TASK TO COMPLETE:
In how many lines of the records does "data" appear? Answer with one number.

AVAILABLE RECORDS:

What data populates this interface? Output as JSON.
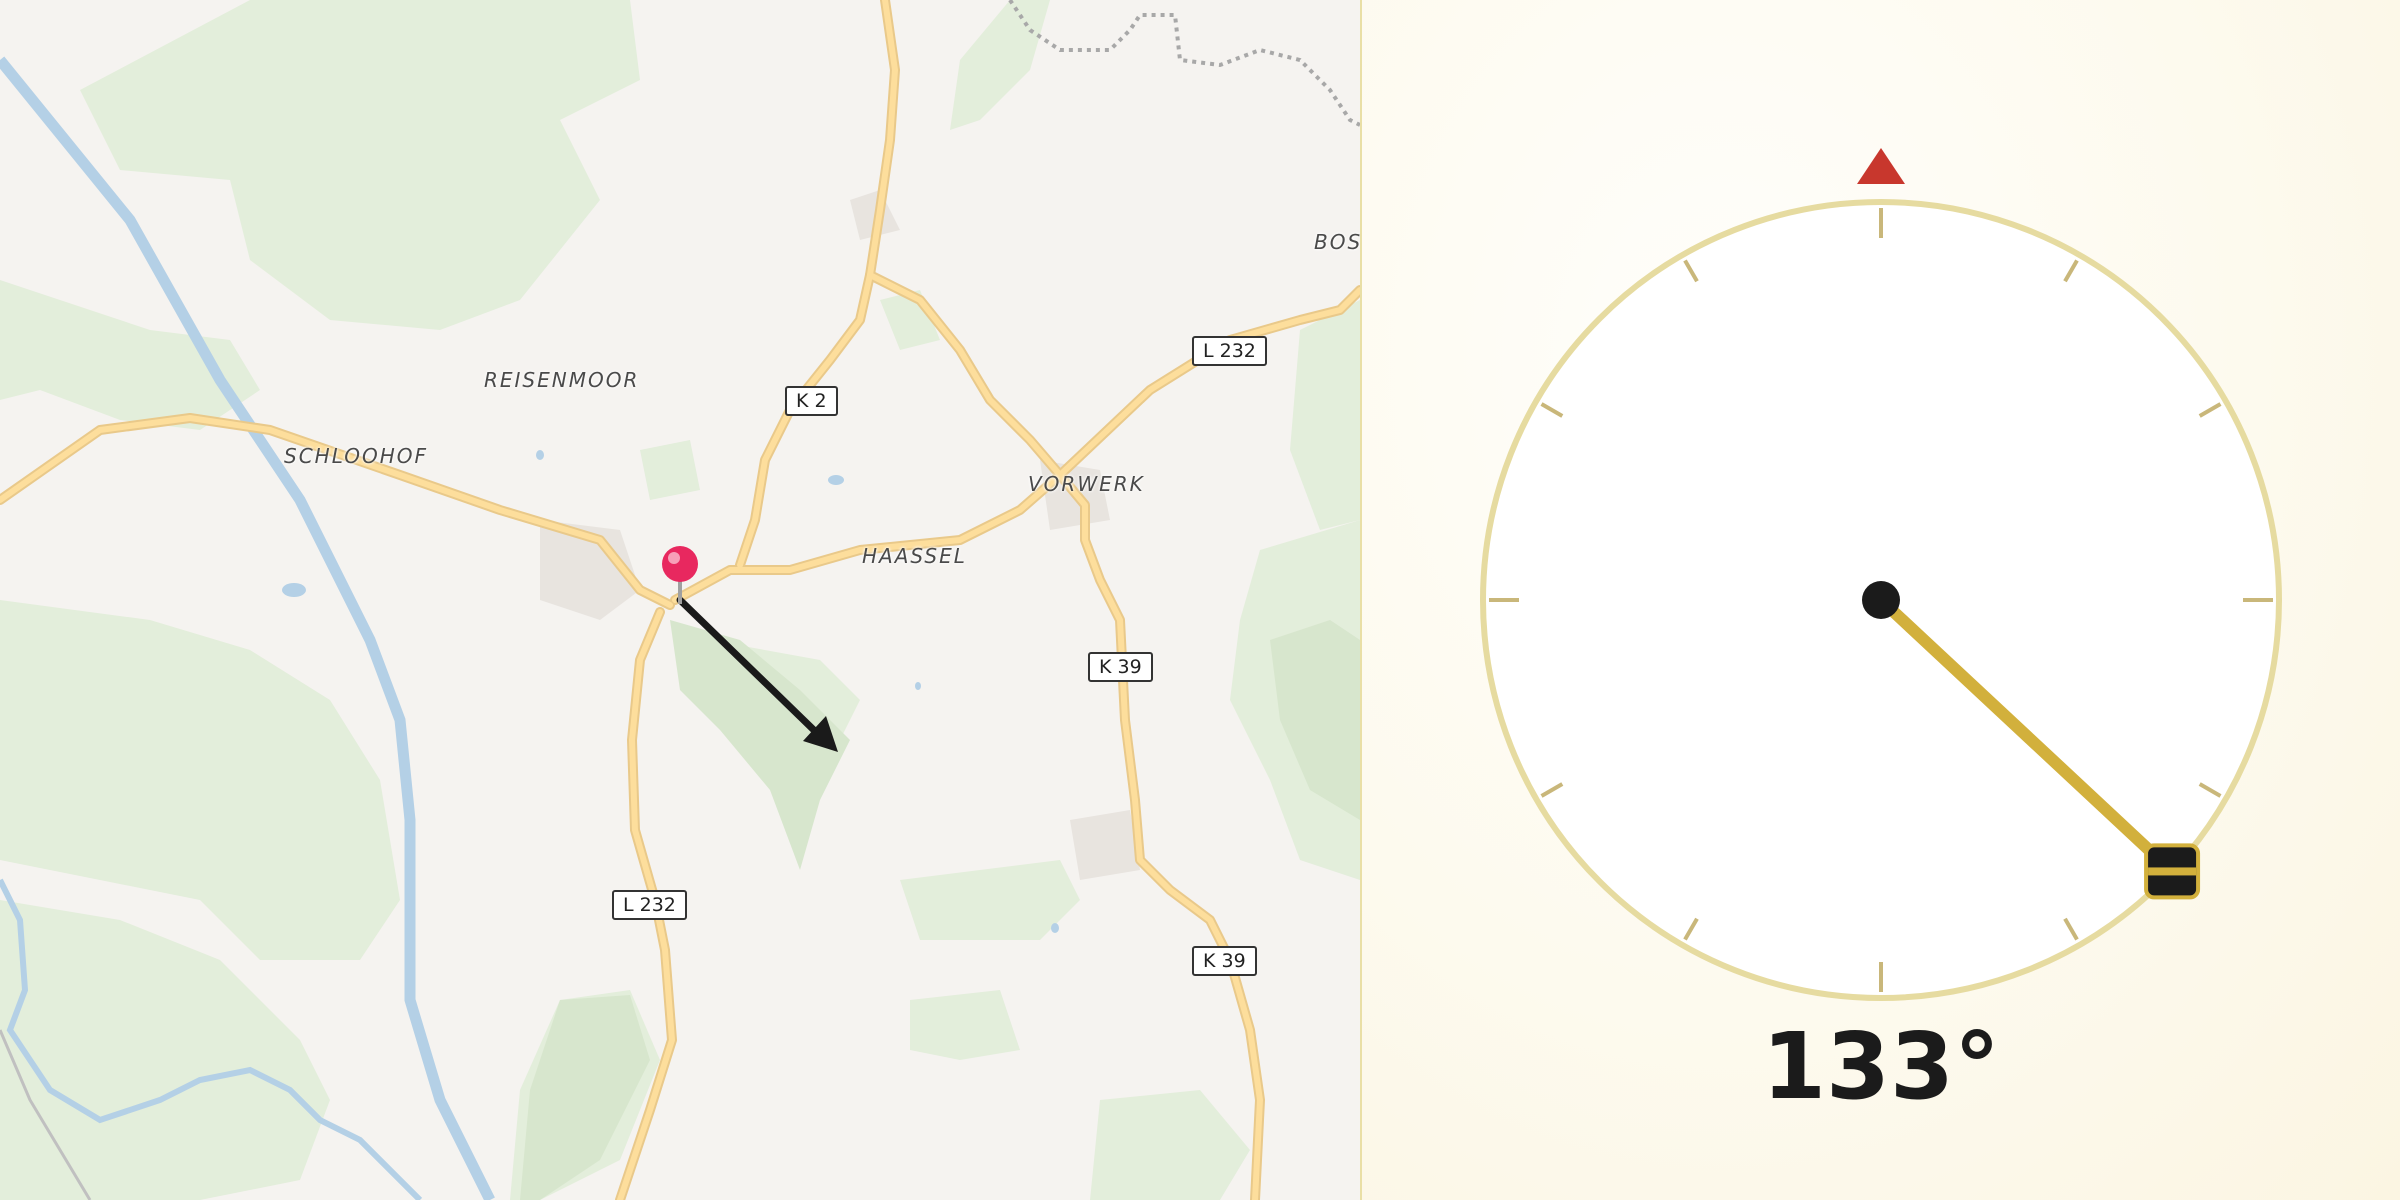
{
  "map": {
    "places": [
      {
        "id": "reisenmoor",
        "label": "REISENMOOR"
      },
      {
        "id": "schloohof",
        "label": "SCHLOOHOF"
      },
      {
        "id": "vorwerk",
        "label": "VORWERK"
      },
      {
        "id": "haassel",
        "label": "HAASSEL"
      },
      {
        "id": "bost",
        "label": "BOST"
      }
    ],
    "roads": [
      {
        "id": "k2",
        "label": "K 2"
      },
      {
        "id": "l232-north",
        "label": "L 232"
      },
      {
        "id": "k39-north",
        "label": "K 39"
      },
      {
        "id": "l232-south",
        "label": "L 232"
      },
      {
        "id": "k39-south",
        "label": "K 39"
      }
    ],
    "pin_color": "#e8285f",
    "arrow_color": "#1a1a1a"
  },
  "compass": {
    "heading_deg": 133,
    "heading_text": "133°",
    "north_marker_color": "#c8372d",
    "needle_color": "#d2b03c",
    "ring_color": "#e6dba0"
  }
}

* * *

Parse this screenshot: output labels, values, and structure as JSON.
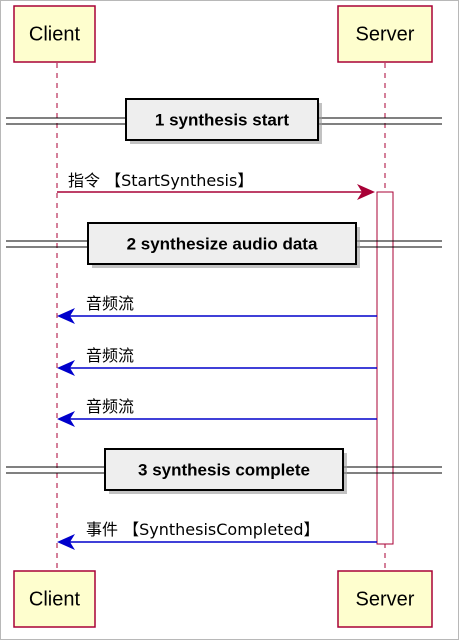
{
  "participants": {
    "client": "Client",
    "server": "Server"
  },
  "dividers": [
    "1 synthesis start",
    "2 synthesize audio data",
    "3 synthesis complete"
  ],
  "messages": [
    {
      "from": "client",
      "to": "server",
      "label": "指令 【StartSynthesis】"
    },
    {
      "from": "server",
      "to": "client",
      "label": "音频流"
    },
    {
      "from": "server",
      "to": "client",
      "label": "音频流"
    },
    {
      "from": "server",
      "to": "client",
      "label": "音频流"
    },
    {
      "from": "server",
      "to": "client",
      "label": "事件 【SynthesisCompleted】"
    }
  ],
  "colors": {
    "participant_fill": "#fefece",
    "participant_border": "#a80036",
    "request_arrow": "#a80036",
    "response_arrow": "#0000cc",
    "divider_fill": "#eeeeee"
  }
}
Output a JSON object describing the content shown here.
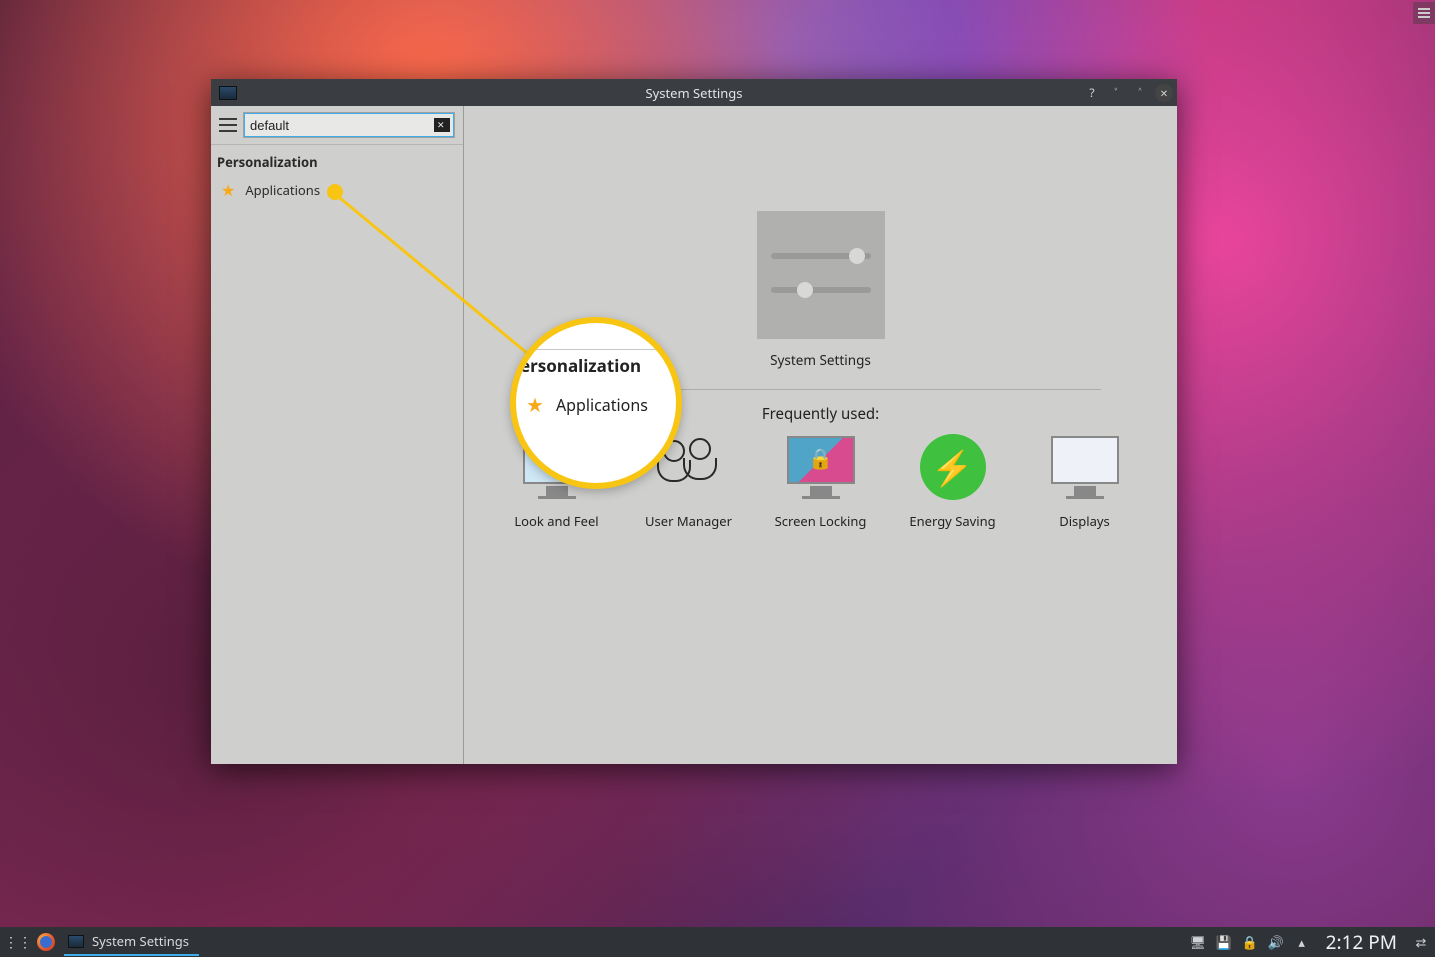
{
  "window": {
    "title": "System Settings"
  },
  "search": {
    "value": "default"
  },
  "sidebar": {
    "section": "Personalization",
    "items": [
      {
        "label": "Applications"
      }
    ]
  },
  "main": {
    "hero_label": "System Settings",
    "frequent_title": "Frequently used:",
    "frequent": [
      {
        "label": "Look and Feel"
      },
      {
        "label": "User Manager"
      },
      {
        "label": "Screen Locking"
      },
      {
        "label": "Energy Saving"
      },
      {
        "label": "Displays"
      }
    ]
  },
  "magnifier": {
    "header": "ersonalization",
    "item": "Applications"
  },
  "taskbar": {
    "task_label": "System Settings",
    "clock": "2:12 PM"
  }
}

EXERCISE OUTPUT:
2